Shock. Grief. Outrage. Those are some of the feelings we’ve all experienced in the aftermath of the massacre of 20 children and six adults at Sandy Hook Elementary School in Newtown, Conn. Now I’d like to add “frustration” to the list.
That’s an emotion expressed by some fire installers who say they’re frustrated that school officials don’t realize how valuable an emergency communications system/mass notification system can be in situation like the one at Sandy Hook, where a young man gained entrance to the school and shot the students and staff. Adding a mass notification component to a fire system, particularly if the system already has speakers, typically is a pretty simple job. Yet many school officials are unaware such an important option exists, fire installers say.
Among those expressing frustration is Carter Rierson, president of Best Defense Security & Fire Protection, based in Waunakee, Wis. Here’s his very articulate summary of the situation:
Over the summer we installed several school fire alarm systems along with dozens of card readers and cameras for schools. No schools, however, installed an emergency communications system here in Wisconsin.
Emergency Communications Systems … are the best tool to minimize the impact of what we saw last week. Rather than luckily having heroically push an intercom to alert the building, ECS systems are designed to do EXACTLY that. The industry as a whole is just beginning to learn about these systems. Unfortunately, the school administrators, and the engineers who design fire alarm systems for them, have no idea what these systems are, how they work, and how they should be implemented in buildings such as this.
Much has been written about the “first responders”, the police officers, EMT’s, etc.

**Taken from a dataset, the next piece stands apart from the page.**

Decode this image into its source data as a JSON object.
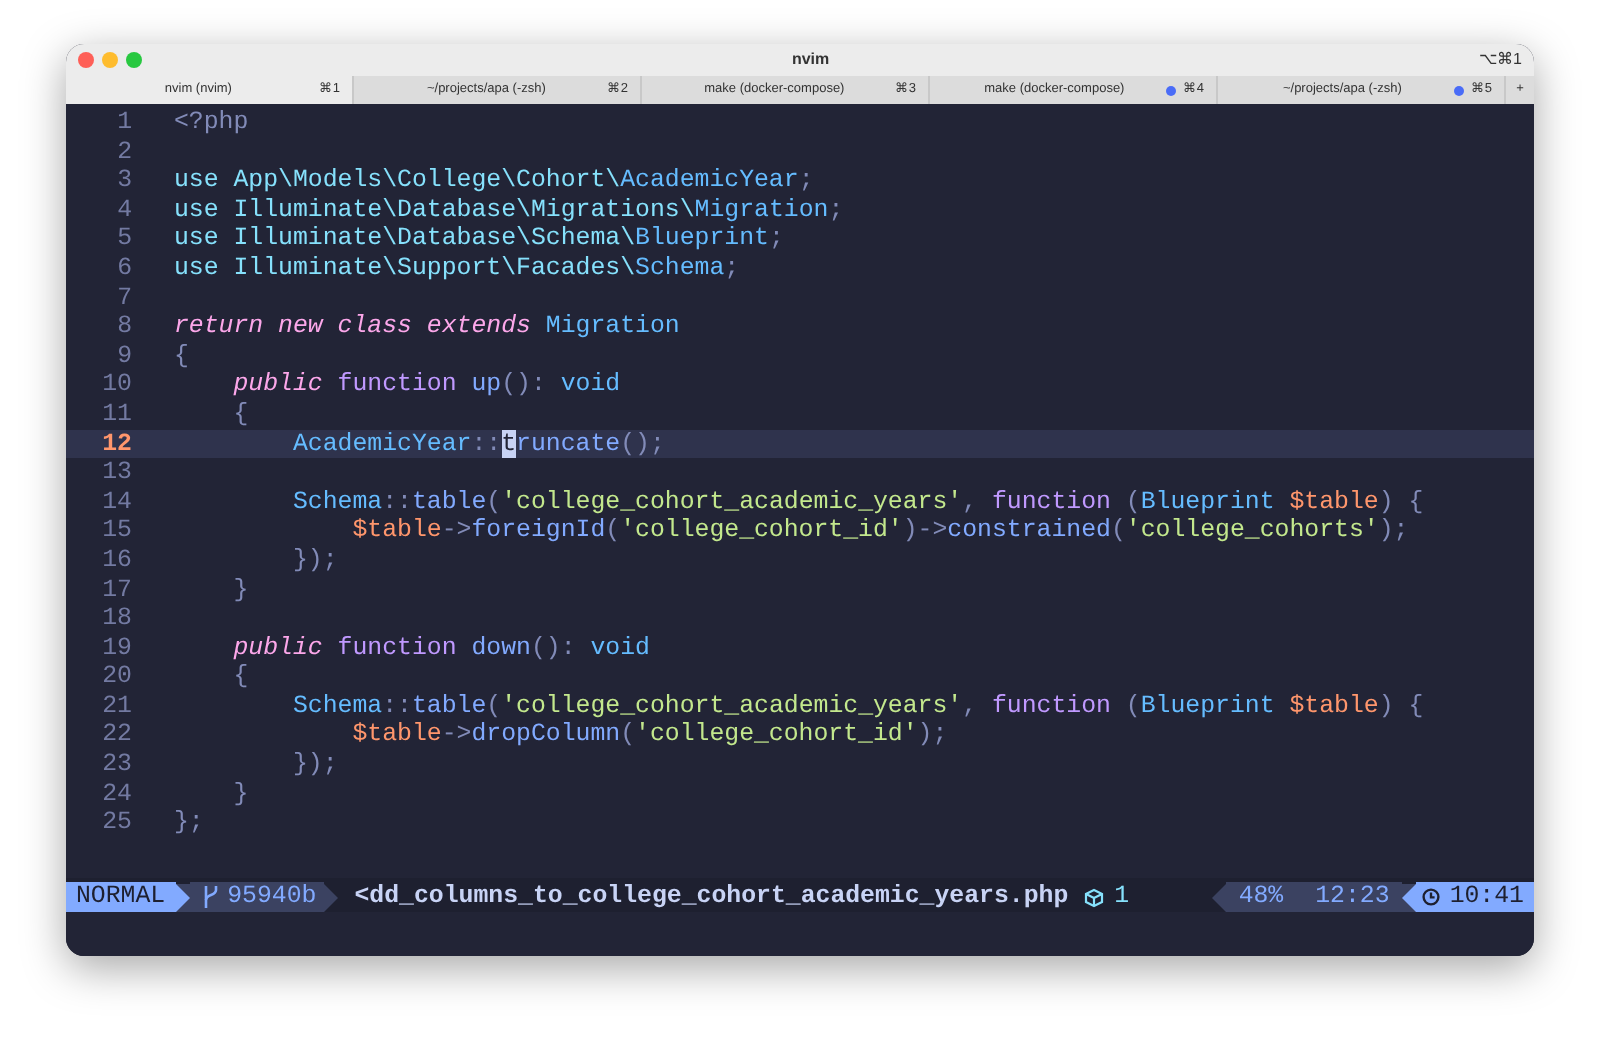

In reality they were NOT the first responders. The first responders were the heroic teachers and staff members who ALWAYS respond first in a case like this. Unlike the other “first responders” who are fully equipped, very little has been done to equip the true first responders for a situation like this. ECS is the first step as it decreases the amount of time required to notify the staff and students, compartmentalizes the buildings, and automates the dispatch of the “first responders”.
The word needs to get out.
I’ll be talking more to Carter and other fire companies about what the industry can do to make sure the word does get out about ECS/MNS! Stay posted.